Exercise prompt:
Where does "Ride" appear in the data? Return each line that holds it.

(Dataset rows for apps and sites)
================================

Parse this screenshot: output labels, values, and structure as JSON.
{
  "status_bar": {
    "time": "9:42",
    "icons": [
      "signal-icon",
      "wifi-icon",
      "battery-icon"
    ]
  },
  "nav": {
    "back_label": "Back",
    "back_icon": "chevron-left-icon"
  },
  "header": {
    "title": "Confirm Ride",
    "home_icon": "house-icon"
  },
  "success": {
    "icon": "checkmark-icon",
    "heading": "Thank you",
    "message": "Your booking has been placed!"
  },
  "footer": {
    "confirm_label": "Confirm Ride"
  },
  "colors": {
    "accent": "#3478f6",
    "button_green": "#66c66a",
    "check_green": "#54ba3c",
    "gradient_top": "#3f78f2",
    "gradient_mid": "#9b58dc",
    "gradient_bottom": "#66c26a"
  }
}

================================

Reply:
    "title": "Confirm Ride",
    "confirm_label": "Confirm Ride"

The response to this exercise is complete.